◆ **Prompt**: Could you show each line of the records that contains the word "Retirement"?

◆ **Dataset excerpts**:
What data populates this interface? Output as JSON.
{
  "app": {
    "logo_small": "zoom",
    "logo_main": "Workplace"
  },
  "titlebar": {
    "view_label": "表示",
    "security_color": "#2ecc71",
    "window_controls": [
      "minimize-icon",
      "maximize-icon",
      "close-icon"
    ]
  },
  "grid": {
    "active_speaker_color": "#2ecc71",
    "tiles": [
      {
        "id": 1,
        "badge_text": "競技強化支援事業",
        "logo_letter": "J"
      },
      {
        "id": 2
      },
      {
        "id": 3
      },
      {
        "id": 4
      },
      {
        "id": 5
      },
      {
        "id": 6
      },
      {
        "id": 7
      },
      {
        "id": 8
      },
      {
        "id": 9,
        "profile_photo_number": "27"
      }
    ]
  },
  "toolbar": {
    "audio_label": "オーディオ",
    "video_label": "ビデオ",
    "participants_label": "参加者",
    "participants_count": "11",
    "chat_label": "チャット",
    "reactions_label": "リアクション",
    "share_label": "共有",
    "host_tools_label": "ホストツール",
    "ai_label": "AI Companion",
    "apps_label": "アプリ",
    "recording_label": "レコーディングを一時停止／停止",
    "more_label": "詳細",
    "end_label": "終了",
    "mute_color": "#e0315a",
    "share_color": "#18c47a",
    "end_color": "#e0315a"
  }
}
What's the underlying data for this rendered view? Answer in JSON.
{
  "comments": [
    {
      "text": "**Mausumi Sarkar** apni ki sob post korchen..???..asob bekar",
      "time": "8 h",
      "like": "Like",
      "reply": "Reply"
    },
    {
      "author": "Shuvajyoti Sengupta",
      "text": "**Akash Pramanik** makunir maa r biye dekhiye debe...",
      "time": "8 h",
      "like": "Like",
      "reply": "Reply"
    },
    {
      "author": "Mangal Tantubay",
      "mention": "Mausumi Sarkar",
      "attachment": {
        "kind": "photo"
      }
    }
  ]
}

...

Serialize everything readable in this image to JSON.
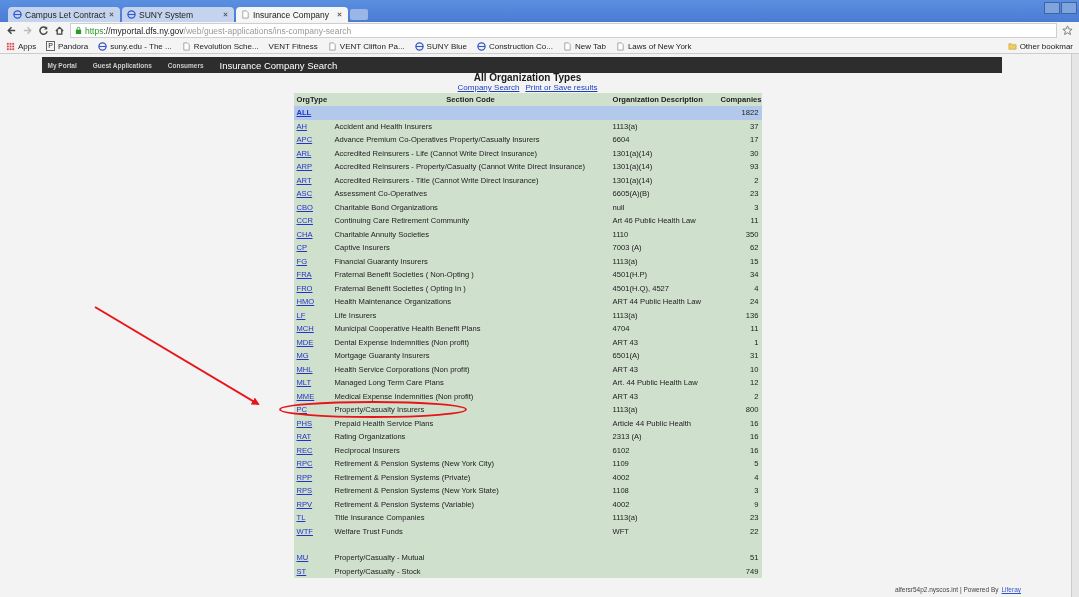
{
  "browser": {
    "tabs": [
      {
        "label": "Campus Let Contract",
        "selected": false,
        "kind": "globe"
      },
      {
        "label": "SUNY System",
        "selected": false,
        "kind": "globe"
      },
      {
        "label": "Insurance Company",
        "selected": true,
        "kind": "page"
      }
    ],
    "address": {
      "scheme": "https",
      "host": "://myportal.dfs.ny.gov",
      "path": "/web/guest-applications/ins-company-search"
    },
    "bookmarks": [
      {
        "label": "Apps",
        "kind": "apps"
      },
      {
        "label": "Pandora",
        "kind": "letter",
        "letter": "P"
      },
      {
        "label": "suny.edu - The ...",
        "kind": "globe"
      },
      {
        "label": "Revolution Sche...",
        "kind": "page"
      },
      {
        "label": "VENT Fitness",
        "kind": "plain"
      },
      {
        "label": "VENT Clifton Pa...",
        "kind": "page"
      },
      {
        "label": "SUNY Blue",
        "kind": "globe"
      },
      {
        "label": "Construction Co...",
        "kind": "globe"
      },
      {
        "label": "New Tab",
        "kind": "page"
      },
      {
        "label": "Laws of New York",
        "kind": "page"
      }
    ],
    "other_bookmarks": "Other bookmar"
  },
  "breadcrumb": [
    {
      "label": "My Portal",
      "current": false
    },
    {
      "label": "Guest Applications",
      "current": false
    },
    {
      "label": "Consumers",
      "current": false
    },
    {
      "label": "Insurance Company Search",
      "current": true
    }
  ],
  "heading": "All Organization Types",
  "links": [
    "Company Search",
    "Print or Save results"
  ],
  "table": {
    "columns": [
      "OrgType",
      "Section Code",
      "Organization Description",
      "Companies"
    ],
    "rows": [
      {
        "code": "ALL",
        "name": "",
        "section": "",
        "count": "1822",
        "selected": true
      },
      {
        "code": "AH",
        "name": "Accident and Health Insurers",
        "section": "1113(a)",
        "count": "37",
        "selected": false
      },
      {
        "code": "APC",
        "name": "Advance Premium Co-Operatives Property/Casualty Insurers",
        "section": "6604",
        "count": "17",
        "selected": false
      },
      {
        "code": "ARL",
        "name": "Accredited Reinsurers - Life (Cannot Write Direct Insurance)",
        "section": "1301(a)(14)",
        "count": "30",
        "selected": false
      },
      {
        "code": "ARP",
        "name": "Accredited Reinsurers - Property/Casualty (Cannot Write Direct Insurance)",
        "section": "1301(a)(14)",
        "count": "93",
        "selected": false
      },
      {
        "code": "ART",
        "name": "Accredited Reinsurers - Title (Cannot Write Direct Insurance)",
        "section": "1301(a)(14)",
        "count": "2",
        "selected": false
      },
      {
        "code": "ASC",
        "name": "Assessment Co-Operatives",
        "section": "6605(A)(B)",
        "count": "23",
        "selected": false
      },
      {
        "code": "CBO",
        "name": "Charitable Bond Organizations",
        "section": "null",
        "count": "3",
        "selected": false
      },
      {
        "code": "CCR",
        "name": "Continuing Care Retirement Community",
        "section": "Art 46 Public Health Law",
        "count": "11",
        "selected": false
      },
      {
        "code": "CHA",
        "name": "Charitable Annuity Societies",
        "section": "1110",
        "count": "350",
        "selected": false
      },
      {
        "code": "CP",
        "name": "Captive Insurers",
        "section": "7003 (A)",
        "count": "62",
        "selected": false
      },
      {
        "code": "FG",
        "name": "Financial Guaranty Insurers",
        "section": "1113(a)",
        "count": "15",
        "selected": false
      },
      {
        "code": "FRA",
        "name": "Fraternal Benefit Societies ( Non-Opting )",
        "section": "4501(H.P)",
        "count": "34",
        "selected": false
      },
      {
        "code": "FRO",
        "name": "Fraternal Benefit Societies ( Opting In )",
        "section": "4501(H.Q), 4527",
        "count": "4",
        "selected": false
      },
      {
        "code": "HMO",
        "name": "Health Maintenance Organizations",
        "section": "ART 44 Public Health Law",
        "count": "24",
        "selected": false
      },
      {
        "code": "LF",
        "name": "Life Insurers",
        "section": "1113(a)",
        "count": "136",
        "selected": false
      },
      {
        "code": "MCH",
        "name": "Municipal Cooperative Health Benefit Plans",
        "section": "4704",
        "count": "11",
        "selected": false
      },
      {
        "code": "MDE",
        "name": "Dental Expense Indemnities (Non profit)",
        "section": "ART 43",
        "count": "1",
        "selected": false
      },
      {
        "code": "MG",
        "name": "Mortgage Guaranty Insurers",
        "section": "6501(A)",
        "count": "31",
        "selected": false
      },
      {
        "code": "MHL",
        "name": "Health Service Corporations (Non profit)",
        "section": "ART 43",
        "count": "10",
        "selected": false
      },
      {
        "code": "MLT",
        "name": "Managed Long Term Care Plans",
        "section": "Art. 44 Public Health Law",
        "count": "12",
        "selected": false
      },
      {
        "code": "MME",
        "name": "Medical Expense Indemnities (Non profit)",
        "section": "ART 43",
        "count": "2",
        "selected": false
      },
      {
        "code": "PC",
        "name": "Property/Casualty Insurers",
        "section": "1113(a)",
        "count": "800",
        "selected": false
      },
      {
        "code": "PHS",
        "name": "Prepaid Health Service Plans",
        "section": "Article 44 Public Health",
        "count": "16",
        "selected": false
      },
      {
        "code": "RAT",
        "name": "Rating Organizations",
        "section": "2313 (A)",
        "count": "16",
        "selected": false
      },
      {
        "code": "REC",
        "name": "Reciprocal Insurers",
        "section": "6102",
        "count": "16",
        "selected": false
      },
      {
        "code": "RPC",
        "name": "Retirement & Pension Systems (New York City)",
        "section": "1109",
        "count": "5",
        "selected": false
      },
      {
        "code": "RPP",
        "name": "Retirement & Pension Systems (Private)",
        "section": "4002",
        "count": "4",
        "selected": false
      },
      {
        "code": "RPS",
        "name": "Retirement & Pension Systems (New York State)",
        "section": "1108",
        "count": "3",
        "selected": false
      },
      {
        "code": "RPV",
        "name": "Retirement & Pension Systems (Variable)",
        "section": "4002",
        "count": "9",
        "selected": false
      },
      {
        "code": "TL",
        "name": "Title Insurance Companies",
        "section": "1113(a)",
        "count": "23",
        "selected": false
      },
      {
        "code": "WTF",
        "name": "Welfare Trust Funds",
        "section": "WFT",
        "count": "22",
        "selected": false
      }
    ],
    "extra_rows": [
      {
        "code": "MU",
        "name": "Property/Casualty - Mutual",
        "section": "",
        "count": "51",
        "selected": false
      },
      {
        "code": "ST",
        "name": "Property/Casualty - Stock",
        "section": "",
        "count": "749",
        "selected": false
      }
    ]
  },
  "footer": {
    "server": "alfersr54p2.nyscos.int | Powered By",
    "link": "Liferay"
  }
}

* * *

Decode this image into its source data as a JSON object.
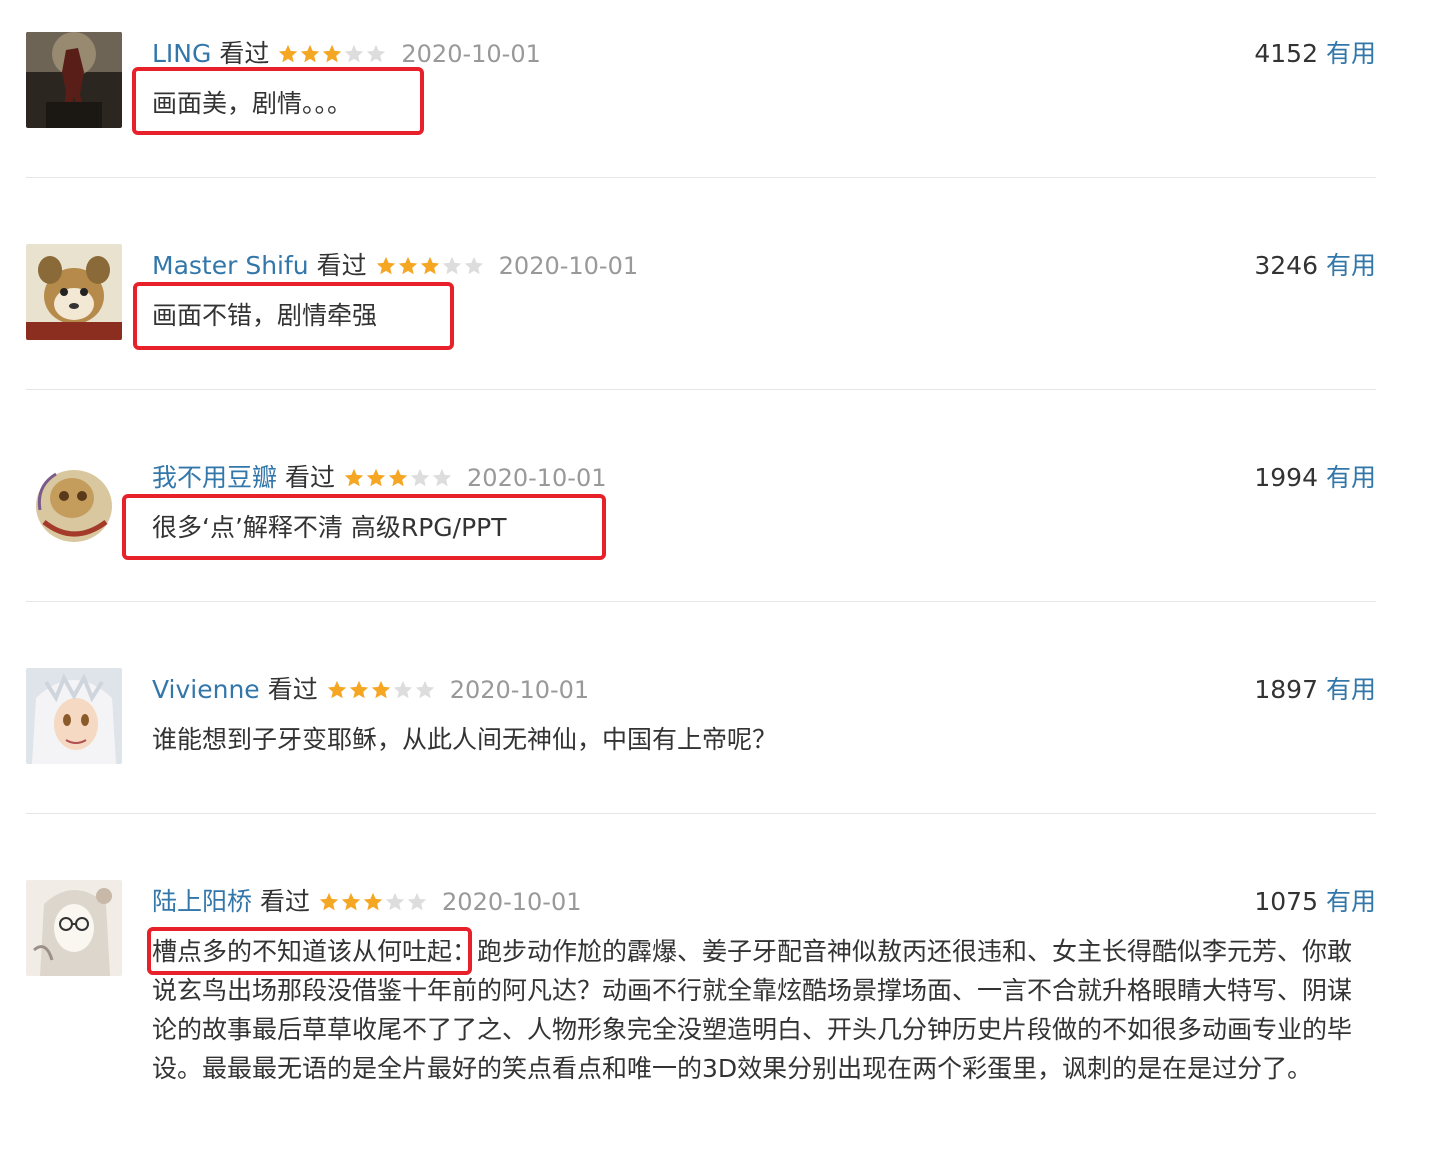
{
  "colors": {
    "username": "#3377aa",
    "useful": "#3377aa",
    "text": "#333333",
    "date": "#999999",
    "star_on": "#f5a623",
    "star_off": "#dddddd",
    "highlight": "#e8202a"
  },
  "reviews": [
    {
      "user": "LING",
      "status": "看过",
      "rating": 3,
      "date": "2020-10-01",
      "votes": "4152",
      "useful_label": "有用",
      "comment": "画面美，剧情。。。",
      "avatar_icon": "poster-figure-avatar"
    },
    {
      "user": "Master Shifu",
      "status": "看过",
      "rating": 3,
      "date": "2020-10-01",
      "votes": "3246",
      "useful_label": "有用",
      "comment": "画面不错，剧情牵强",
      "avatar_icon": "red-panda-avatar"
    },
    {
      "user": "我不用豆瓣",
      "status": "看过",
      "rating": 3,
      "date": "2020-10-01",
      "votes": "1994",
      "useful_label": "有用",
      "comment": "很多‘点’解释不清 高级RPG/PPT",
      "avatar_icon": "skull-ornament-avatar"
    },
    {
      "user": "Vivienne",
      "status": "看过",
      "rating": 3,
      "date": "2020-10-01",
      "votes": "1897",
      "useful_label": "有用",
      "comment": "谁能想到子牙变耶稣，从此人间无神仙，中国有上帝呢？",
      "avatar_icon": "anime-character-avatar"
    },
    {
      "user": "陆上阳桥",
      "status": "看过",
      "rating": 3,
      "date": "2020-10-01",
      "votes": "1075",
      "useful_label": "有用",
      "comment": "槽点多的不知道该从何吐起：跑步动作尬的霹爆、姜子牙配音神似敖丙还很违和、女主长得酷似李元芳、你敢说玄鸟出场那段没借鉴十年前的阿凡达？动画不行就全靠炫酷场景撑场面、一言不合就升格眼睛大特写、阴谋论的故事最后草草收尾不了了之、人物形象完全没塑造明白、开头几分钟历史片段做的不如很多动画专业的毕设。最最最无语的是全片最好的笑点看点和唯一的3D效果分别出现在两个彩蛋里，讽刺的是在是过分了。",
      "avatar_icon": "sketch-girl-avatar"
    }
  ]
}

◆ **Reply to the task**:
        "name": "Continuing Care Retirement Community",
        "name": "Retirement & Pension Systems (New York City)",
        "name": "Retirement & Pension Systems (Private)",
        "name": "Retirement & Pension Systems (New York State)",
        "name": "Retirement & Pension Systems (Variable)",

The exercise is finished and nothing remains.